Assignment: Extract all of the data and reproduce it precisely.

+++++

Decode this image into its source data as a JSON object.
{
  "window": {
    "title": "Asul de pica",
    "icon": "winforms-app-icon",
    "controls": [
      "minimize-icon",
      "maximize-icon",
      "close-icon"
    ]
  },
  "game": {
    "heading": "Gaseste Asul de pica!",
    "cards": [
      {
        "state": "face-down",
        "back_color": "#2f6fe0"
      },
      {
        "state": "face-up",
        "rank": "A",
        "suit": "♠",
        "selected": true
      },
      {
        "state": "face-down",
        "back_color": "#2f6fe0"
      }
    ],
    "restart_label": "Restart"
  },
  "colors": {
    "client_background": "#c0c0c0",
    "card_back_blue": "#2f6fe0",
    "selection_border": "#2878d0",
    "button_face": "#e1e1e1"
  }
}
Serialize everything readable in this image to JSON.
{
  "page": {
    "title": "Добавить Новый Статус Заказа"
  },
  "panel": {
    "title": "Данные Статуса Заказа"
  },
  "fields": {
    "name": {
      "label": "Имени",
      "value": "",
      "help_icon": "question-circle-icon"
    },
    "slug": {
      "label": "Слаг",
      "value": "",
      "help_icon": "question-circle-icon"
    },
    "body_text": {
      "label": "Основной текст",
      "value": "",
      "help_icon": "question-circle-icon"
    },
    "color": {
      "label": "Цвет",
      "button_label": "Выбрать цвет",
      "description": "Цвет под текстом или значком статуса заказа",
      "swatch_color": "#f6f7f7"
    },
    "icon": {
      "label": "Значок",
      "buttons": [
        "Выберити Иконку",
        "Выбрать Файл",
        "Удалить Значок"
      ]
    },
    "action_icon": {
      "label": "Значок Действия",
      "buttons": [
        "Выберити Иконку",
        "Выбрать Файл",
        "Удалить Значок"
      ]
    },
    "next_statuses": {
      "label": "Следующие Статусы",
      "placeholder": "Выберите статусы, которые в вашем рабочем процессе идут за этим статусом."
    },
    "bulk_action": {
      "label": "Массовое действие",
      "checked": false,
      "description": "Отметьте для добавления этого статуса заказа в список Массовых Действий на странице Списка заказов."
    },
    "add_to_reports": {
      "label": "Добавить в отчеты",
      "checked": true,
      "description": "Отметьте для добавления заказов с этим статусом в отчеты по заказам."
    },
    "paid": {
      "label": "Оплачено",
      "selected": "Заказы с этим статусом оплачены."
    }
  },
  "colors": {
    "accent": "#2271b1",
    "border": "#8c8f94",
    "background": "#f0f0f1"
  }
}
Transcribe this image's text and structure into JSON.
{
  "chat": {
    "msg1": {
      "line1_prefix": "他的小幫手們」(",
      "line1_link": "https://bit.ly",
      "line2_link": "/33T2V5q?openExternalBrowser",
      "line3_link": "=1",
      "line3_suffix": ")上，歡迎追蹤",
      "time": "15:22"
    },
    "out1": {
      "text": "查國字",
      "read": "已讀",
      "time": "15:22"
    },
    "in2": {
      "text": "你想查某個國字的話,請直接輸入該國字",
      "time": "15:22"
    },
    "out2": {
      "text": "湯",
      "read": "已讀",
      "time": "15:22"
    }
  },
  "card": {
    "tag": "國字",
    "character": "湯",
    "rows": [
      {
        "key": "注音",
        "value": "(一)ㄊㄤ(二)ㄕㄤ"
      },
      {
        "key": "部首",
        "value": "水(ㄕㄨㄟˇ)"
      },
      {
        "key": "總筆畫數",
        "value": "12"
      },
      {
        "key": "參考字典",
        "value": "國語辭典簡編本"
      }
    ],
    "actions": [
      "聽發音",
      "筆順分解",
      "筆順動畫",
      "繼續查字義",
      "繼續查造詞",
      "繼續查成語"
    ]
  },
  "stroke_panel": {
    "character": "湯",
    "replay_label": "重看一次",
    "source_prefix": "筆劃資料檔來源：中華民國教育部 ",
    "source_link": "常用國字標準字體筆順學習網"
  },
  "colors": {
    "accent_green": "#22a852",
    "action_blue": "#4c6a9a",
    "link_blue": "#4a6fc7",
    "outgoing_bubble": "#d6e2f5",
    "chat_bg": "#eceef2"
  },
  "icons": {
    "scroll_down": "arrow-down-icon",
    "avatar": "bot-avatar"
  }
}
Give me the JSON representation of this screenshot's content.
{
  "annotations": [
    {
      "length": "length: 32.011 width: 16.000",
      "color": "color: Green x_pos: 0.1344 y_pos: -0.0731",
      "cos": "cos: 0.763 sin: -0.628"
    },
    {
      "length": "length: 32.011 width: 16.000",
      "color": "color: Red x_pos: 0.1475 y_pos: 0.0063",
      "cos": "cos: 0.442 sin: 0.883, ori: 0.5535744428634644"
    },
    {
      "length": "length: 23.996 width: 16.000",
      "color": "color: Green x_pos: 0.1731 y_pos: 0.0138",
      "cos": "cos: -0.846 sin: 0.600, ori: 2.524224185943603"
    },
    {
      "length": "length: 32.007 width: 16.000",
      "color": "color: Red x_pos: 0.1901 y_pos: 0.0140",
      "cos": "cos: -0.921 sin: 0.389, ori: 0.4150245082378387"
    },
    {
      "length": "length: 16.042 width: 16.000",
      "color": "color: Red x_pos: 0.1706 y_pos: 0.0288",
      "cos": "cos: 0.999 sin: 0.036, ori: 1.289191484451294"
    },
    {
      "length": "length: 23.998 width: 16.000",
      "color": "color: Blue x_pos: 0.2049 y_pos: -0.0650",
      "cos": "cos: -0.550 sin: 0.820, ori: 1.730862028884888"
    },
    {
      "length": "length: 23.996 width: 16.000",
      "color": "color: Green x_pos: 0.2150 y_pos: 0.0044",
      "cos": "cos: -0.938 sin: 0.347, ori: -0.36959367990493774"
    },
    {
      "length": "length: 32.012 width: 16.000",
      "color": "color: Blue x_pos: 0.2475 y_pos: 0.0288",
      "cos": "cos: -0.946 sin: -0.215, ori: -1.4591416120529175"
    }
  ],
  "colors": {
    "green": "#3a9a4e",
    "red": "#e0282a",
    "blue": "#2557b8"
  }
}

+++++

Answer section:
Decode this image into its source data as a JSON object.
{
  "window": {
    "title": "Asul de pica",
    "icon": "winforms-app-icon",
    "controls": [
      "minimize-icon",
      "maximize-icon",
      "close-icon"
    ]
  },
  "game": {
    "heading": "Gaseste Asul de pica!",
    "cards": [
      {
        "state": "face-down",
        "back_color": "#2f6fe0"
      },
      {
        "state": "face-up",
        "rank": "A",
        "suit": "♠",
        "selected": true
      },
      {
        "state": "face-down",
        "back_color": "#2f6fe0"
      }
    ],
    "restart_label": "Restart"
  },
  "colors": {
    "client_background": "#c0c0c0",
    "card_back_blue": "#2f6fe0",
    "selection_border": "#2878d0",
    "button_face": "#e1e1e1"
  }
}
Serialize everything readable in this image to JSON.
{
  "page": {
    "title": "Добавить Новый Статус Заказа"
  },
  "panel": {
    "title": "Данные Статуса Заказа"
  },
  "fields": {
    "name": {
      "label": "Имени",
      "value": "",
      "help_icon": "question-circle-icon"
    },
    "slug": {
      "label": "Слаг",
      "value": "",
      "help_icon": "question-circle-icon"
    },
    "body_text": {
      "label": "Основной текст",
      "value": "",
      "help_icon": "question-circle-icon"
    },
    "color": {
      "label": "Цвет",
      "button_label": "Выбрать цвет",
      "description": "Цвет под текстом или значком статуса заказа",
      "swatch_color": "#f6f7f7"
    },
    "icon": {
      "label": "Значок",
      "buttons": [
        "Выберити Иконку",
        "Выбрать Файл",
        "Удалить Значок"
      ]
    },
    "action_icon": {
      "label": "Значок Действия",
      "buttons": [
        "Выберити Иконку",
        "Выбрать Файл",
        "Удалить Значок"
      ]
    },
    "next_statuses": {
      "label": "Следующие Статусы",
      "placeholder": "Выберите статусы, которые в вашем рабочем процессе идут за этим статусом."
    },
    "bulk_action": {
      "label": "Массовое действие",
      "checked": false,
      "description": "Отметьте для добавления этого статуса заказа в список Массовых Действий на странице Списка заказов."
    },
    "add_to_reports": {
      "label": "Добавить в отчеты",
      "checked": true,
      "description": "Отметьте для добавления заказов с этим статусом в отчеты по заказам."
    },
    "paid": {
      "label": "Оплачено",
      "selected": "Заказы с этим статусом оплачены."
    }
  },
  "colors": {
    "accent": "#2271b1",
    "border": "#8c8f94",
    "background": "#f0f0f1"
  }
}
Transcribe this image's text and structure into JSON.
{
  "chat": {
    "msg1": {
      "line1_prefix": "他的小幫手們」(",
      "line1_link": "https://bit.ly",
      "line2_link": "/33T2V5q?openExternalBrowser",
      "line3_link": "=1",
      "line3_suffix": ")上，歡迎追蹤",
      "time": "15:22"
    },
    "out1": {
      "text": "查國字",
      "read": "已讀",
      "time": "15:22"
    },
    "in2": {
      "text": "你想查某個國字的話,請直接輸入該國字",
      "time": "15:22"
    },
    "out2": {
      "text": "湯",
      "read": "已讀",
      "time": "15:22"
    }
  },
  "card": {
    "tag": "國字",
    "character": "湯",
    "rows": [
      {
        "key": "注音",
        "value": "(一)ㄊㄤ(二)ㄕㄤ"
      },
      {
        "key": "部首",
        "value": "水(ㄕㄨㄟˇ)"
      },
      {
        "key": "總筆畫數",
        "value": "12"
      },
      {
        "key": "參考字典",
        "value": "國語辭典簡編本"
      }
    ],
    "actions": [
      "聽發音",
      "筆順分解",
      "筆順動畫",
      "繼續查字義",
      "繼續查造詞",
      "繼續查成語"
    ]
  },
  "stroke_panel": {
    "character": "湯",
    "replay_label": "重看一次",
    "source_prefix": "筆劃資料檔來源：中華民國教育部 ",
    "source_link": "常用國字標準字體筆順學習網"
  },
  "colors": {
    "accent_green": "#22a852",
    "action_blue": "#4c6a9a",
    "link_blue": "#4a6fc7",
    "outgoing_bubble": "#d6e2f5",
    "chat_bg": "#eceef2"
  },
  "icons": {
    "scroll_down": "arrow-down-icon",
    "avatar": "bot-avatar"
  }
}
Give me the JSON representation of this screenshot's content.
{
  "annotations": [
    {
      "length": "length: 32.011 width: 16.000",
      "color": "color: Green x_pos: 0.1344 y_pos: -0.0731",
      "cos": "cos: 0.763 sin: -0.628"
    },
    {
      "length": "length: 32.011 width: 16.000",
      "color": "color: Red x_pos: 0.1475 y_pos: 0.0063",
      "cos": "cos: 0.442 sin: 0.883, ori: 0.5535744428634644"
    },
    {
      "length": "length: 23.996 width: 16.000",
      "color": "color: Green x_pos: 0.1731 y_pos: 0.0138",
      "cos": "cos: -0.846 sin: 0.600, ori: 2.524224185943603"
    },
    {
      "length": "length: 32.007 width: 16.000",
      "color": "color: Red x_pos: 0.1901 y_pos: 0.0140",
      "cos": "cos: -0.921 sin: 0.389, ori: 0.4150245082378387"
    },
    {
      "length": "length: 16.042 width: 16.000",
      "color": "color: Red x_pos: 0.1706 y_pos: 0.0288",
      "cos": "cos: 0.999 sin: 0.036, ori: 1.289191484451294"
    },
    {
      "length": "length: 23.998 width: 16.000",
      "color": "color: Blue x_pos: 0.2049 y_pos: -0.0650",
      "cos": "cos: -0.550 sin: 0.820, ori: 1.730862028884888"
    },
    {
      "length": "length: 23.996 width: 16.000",
      "color": "color: Green x_pos: 0.2150 y_pos: 0.0044",
      "cos": "cos: -0.938 sin: 0.347, ori: -0.36959367990493774"
    },
    {
      "length": "length: 32.012 width: 16.000",
      "color": "color: Blue x_pos: 0.2475 y_pos: 0.0288",
      "cos": "cos: -0.946 sin: -0.215, ori: -1.4591416120529175"
    }
  ],
  "colors": {
    "green": "#3a9a4e",
    "red": "#e0282a",
    "blue": "#2557b8"
  }
}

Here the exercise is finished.